Over time Thanksgiving has morphed into a day of feasts, parades, and football. I know, for me, the thankful part gets lost for a while in the middle of making the dressing and sweet potato casserole. All that work and money to see how much can be eaten in 30 minutes.

We’re in Virginia with Jill, David and Vivian for Turkey Day this year. There will be eight adults and three children for a late lunch. I’m curious with all there is to be done for a small group, what Thanksgiving is like with the Dugger family. They surely rent out an event hall or at least do take out from Bob Evans.

Each year I’m a little more reflective, probably because there’s more to reflect on. So much has happened since this time last year, a lot of it wonderful with the not so good and happy sprinkled in. But, I’m still grateful … grateful for my health, grateful for my family, grateful for a gracious God. Happy Thanksgiving!
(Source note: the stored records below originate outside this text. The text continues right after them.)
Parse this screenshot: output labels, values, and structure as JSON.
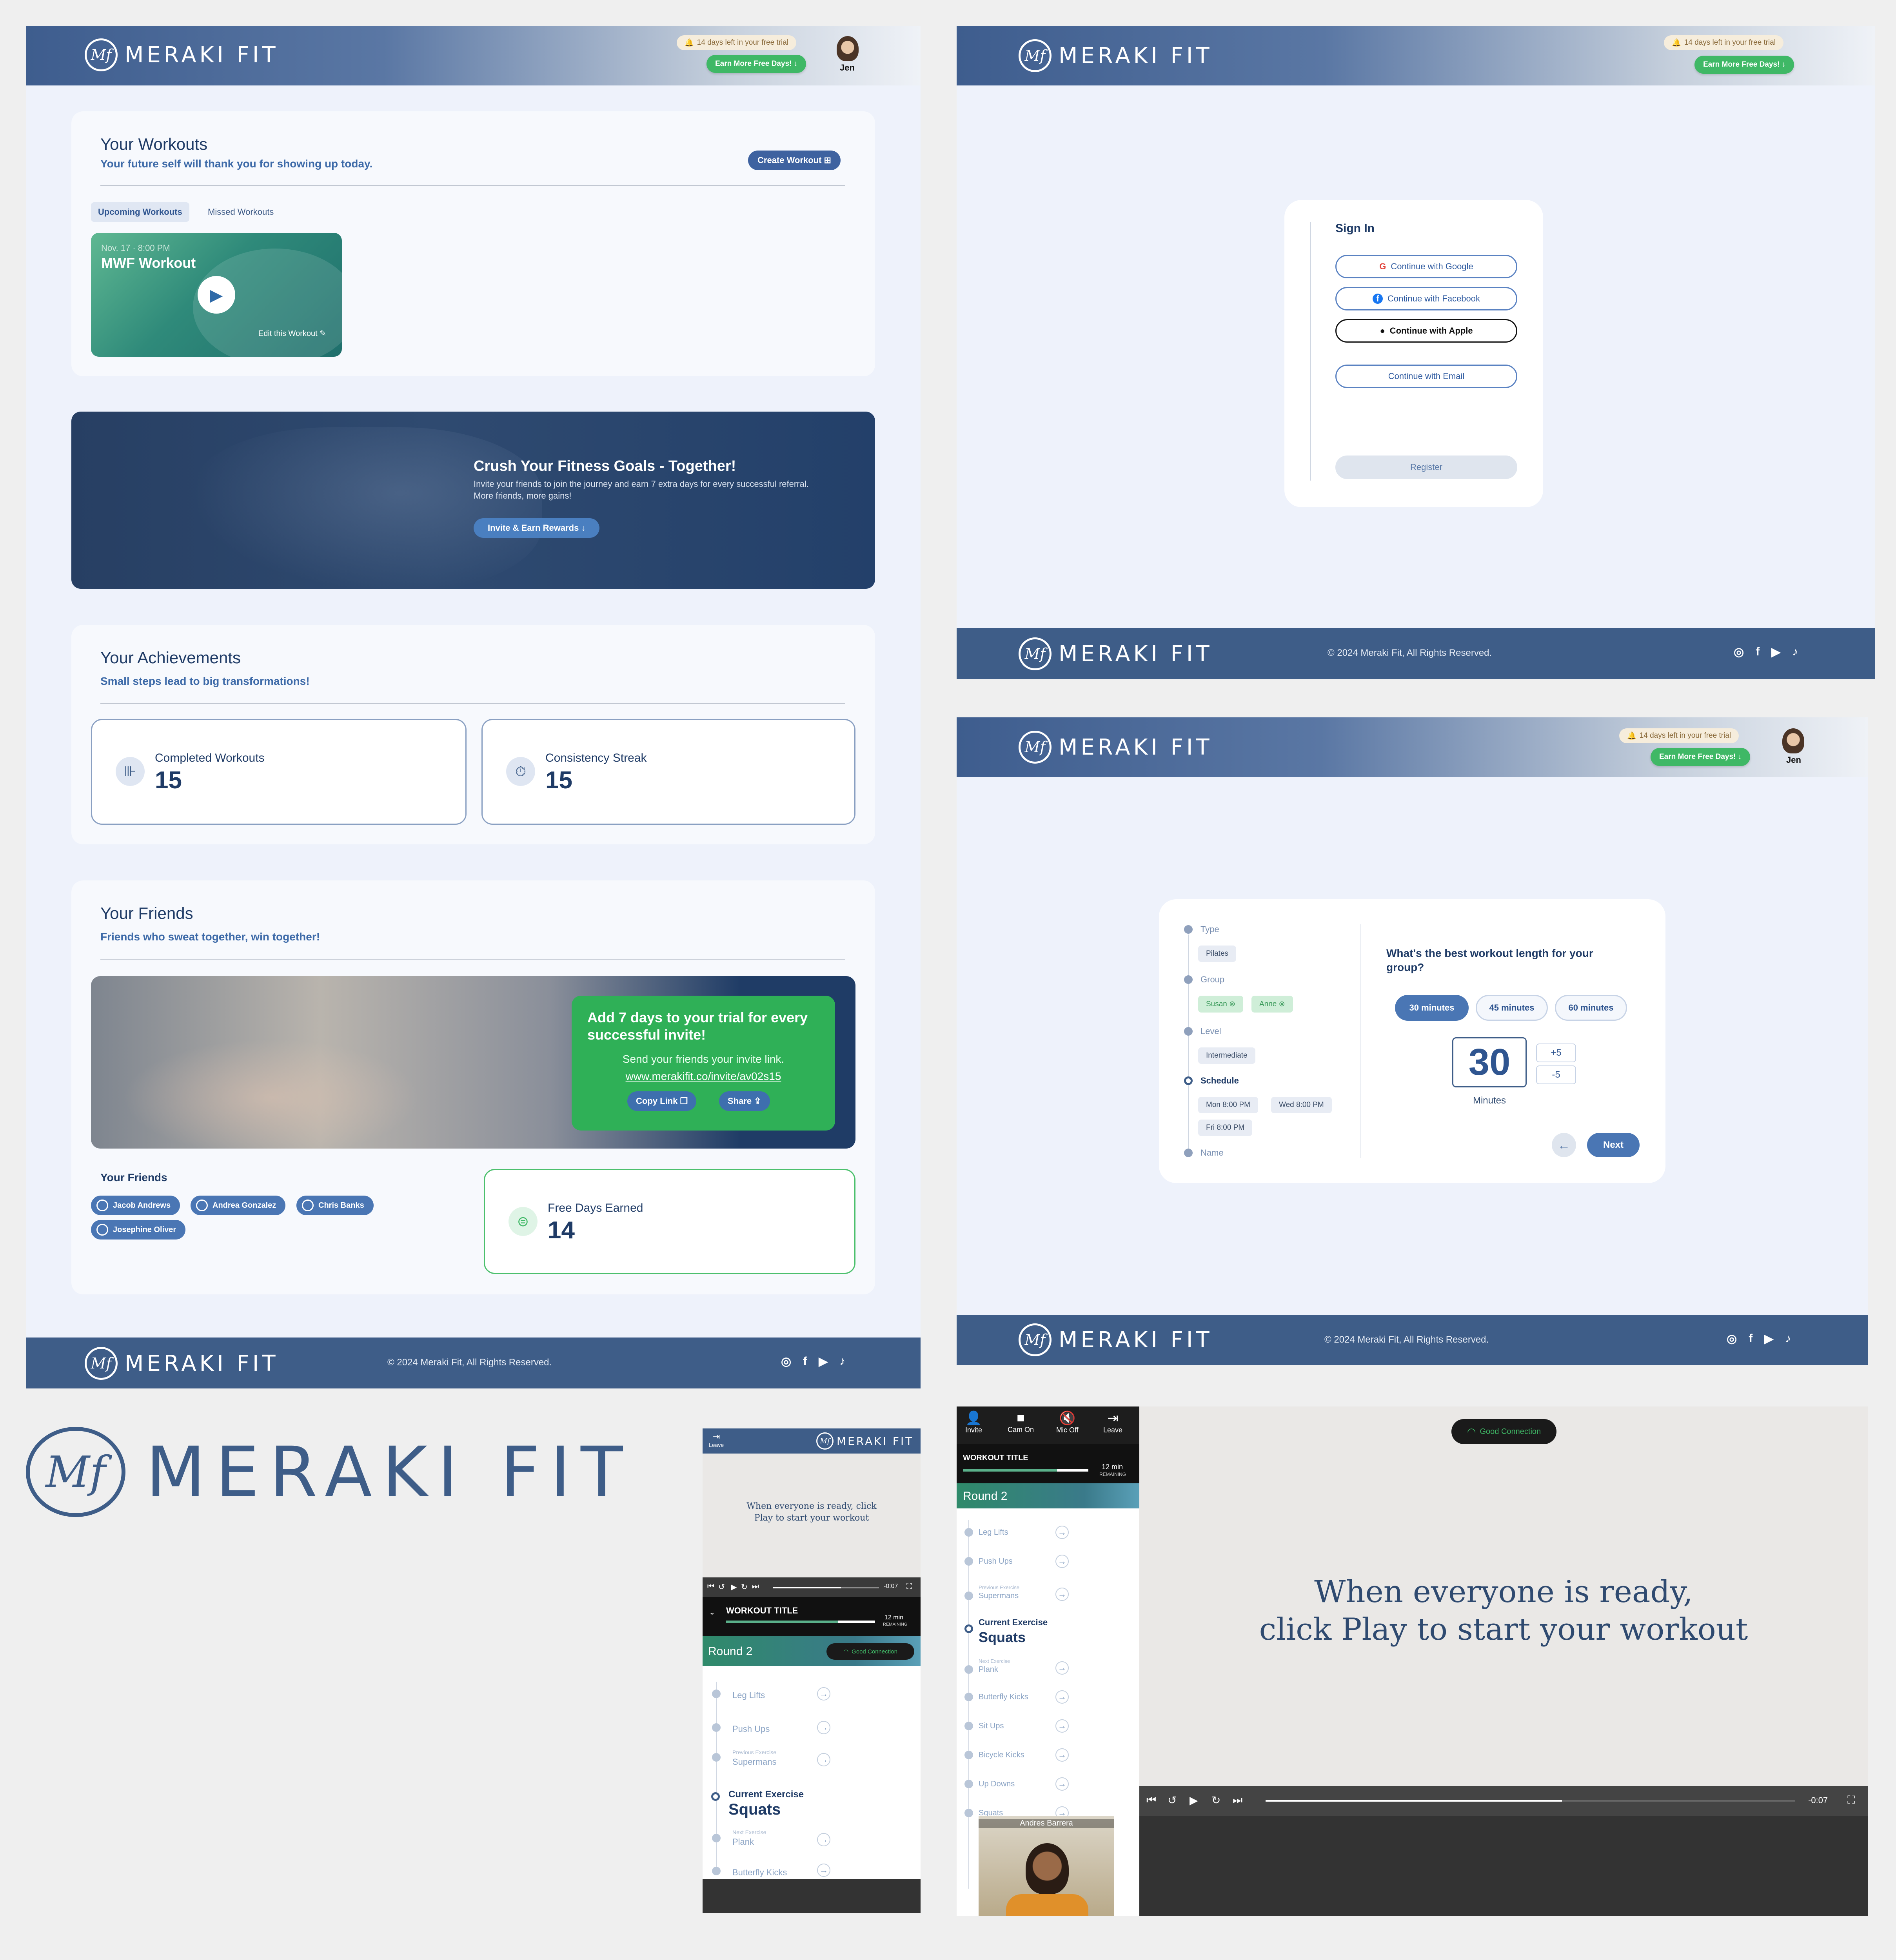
{
  "brand": {
    "name": "MERAKI FIT",
    "mark": "Mf",
    "color": "#3e5d88",
    "accent_green": "#3fb866"
  },
  "header": {
    "trial_text": "14 days left in your free trial",
    "earn_button": "Earn More Free Days! ↓",
    "user_name": "Jen"
  },
  "footer": {
    "copyright": "© 2024 Meraki Fit, All Rights Reserved.",
    "social_icons": [
      "instagram-icon",
      "facebook-icon",
      "youtube-icon",
      "tiktok-icon"
    ]
  },
  "dashboard": {
    "workouts": {
      "title": "Your Workouts",
      "subtitle": "Your future self will thank you for showing up today.",
      "create_button": "Create Workout",
      "tabs": [
        "Upcoming Workouts",
        "Missed Workouts"
      ],
      "card": {
        "date": "Nov. 17  ·  8:00 PM",
        "name": "MWF Workout",
        "edit": "Edit this Workout"
      }
    },
    "banner": {
      "title": "Crush Your Fitness Goals - Together!",
      "text": "Invite your friends to join the journey and earn 7 extra days for every successful referral. More friends, more gains!",
      "button": "Invite & Earn Rewards ↓"
    },
    "achievements": {
      "title": "Your Achievements",
      "subtitle": "Small steps lead to big transformations!",
      "stats": [
        {
          "label": "Completed Workouts",
          "value": "15",
          "icon": "dumbbell-icon"
        },
        {
          "label": "Consistency Streak",
          "value": "15",
          "icon": "timer-icon"
        }
      ]
    },
    "friends": {
      "title": "Your Friends",
      "subtitle": "Friends who sweat together, win together!",
      "invite_title": "Add 7 days to your trial for every successful invite!",
      "invite_text": "Send your friends your invite link.",
      "invite_link": "www.merakifit.co/invite/av02s15",
      "copy_button": "Copy Link",
      "share_button": "Share",
      "list_title": "Your Friends",
      "list": [
        "Jacob Andrews",
        "Andrea Gonzalez",
        "Chris Banks",
        "Josephine Oliver"
      ],
      "free_days_label": "Free Days Earned",
      "free_days_value": "14"
    }
  },
  "signin": {
    "title": "Sign In",
    "buttons": [
      "Continue with Google",
      "Continue with Facebook",
      "Continue with Apple",
      "Continue with Email"
    ],
    "register": "Register"
  },
  "wizard": {
    "steps": [
      {
        "label": "Type",
        "value": "Pilates"
      },
      {
        "label": "Group",
        "chips": [
          "Susan",
          "Anne"
        ]
      },
      {
        "label": "Level",
        "value": "Intermediate"
      },
      {
        "label": "Schedule",
        "options": [
          "Mon 8:00 PM",
          "Wed 8:00 PM",
          "Fri 8:00 PM"
        ]
      },
      {
        "label": "Name"
      }
    ],
    "question": "What's the best workout length for your group?",
    "durations": [
      "30 minutes",
      "45 minutes",
      "60 minutes"
    ],
    "selected_duration": 0,
    "value": "30",
    "unit": "Minutes",
    "plus": "+5",
    "minus": "-5",
    "next": "Next"
  },
  "logo_large": "MERAKI FIT",
  "mobile": {
    "leave": "Leave",
    "message": "When everyone is ready, click Play to start your workout",
    "time": "-0:07",
    "workout_title": "WORKOUT TITLE",
    "remaining_value": "12 min",
    "remaining_label": "REMAINING",
    "round": "Round 2",
    "connection": "Good Connection",
    "exercises": [
      {
        "name": "Leg Lifts"
      },
      {
        "name": "Push Ups"
      },
      {
        "pre": "Previous Exercise",
        "name": "Supermans"
      },
      {
        "pre": "Current Exercise",
        "name": "Squats",
        "current": true
      },
      {
        "pre": "Next Exercise",
        "name": "Plank"
      },
      {
        "name": "Butterfly Kicks"
      }
    ]
  },
  "desktop_session": {
    "toolbar": [
      "Invite",
      "Cam On",
      "Mic Off",
      "Leave"
    ],
    "workout_title": "WORKOUT TITLE",
    "remaining_value": "12 min",
    "remaining_label": "REMAINING",
    "round": "Round 2",
    "connection": "Good Connection",
    "message_line1": "When everyone is ready,",
    "message_line2": "click Play to start your workout",
    "time": "-0:07",
    "participant": "Andres Barrera",
    "progress": 0.56,
    "exercises": [
      {
        "name": "Leg Lifts"
      },
      {
        "name": "Push Ups"
      },
      {
        "pre": "Previous Exercise",
        "name": "Supermans"
      },
      {
        "pre": "Current Exercise",
        "name": "Squats",
        "current": true
      },
      {
        "pre": "Next Exercise",
        "name": "Plank"
      },
      {
        "name": "Butterfly Kicks"
      },
      {
        "name": "Sit Ups"
      },
      {
        "name": "Bicycle Kicks"
      },
      {
        "name": "Up Downs"
      },
      {
        "name": "Squats"
      }
    ]
  }
}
“Nothing is more honorable than a grateful heart.” Seneca

“True knowledge exists in knowing that you know nothing.”


Everyone knows someone who thinks he knows everything and he usually shows up for Thanksgiving dinner. It’s almost as if the turkey platter placed on the table is a cue to wind it up and talk nonstop. Let’s call this person Uncle Albert just for reference sake. Any similarities to someone with the name Albert are purely coincidental. I don’t even know an Albert.

Uncle Albert people can be women too. It’s amazing anyone is that smart. I remember when I was a kid asking an Uncle Albert person how she knew so much. She just smiled as if I had extended a gushing compliment. She had an answer for everything. I wondered if she made some of it up. Did all she do was read when she wasn’t talking?

At dinner, Uncle Alberts always have a better story to top one someone else might get to tell while he is chewing. If someone at the table just finished their first 5K run, he or she just ran their fourth marathon. If someone’s child just won a $5,000.00 scholarship, his kid got a full, four year ride. If someone starts a discussion about the rising cost of electricity, he knows everyone on the committee who makes decisions for the electric company. He will not be outdone by anyone in anything.

I’ve gotten to the point I feel sorry for Uncle Albert people. First of all, they must collapse into bed every night from all the talking they do. They may know facts and important people, but they don’t know how to listen or be kind, patient, and humble.

So headed into the holidays remember this: don’t ever try to out do an Uncle Albert, it won’t happen.